| What is needed |
The response should be an exact copy of the records, with the pictures removed.

BEGIN

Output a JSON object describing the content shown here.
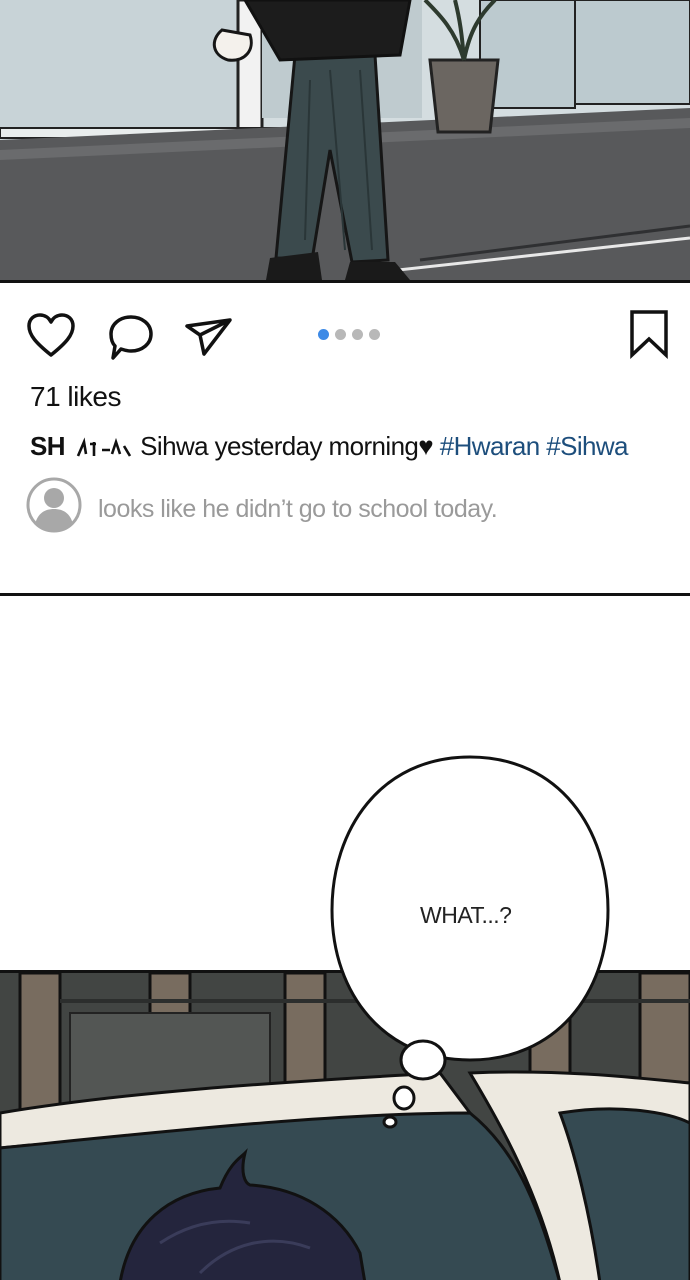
{
  "post": {
    "likes_text": "71 likes",
    "username": "SH",
    "caption_text": "Sihwa yesterday morning",
    "caption_heart": "♥",
    "hashtags": "#Hwaran #Sihwa",
    "comment_text": "looks like he didn’t go to school today.",
    "carousel": {
      "total": 4,
      "active_index": 0
    },
    "colors": {
      "hashtag": "#1d4e7c",
      "active_dot": "#3d8ae6",
      "comment": "#9a9a9a"
    }
  },
  "bubble": {
    "text": "WHAT...?"
  },
  "icons": [
    "heart-icon",
    "comment-icon",
    "send-icon",
    "bookmark-icon",
    "avatar-icon"
  ]
}
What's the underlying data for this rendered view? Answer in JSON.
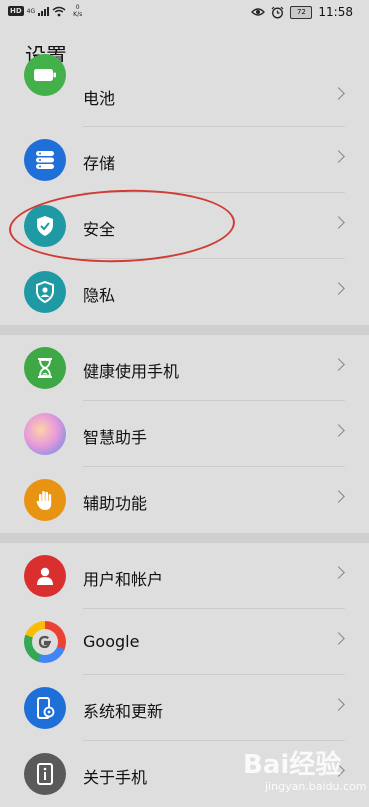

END

| Solution for this exercise |
Output a JSON object describing the content shown here.
{
  "post": {
    "likes_text": "71 likes",
    "username": "SH",
    "caption_text": "Sihwa yesterday morning",
    "caption_heart": "♥",
    "hashtags": "#Hwaran #Sihwa",
    "comment_text": "looks like he didn’t go to school today.",
    "carousel": {
      "total": 4,
      "active_index": 0
    },
    "colors": {
      "hashtag": "#1d4e7c",
      "active_dot": "#3d8ae6",
      "comment": "#9a9a9a"
    }
  },
  "bubble": {
    "text": "WHAT...?"
  },
  "icons": [
    "heart-icon",
    "comment-icon",
    "send-icon",
    "bookmark-icon",
    "avatar-icon"
  ]
}
What's the underlying data for this rendered view? Answer in JSON.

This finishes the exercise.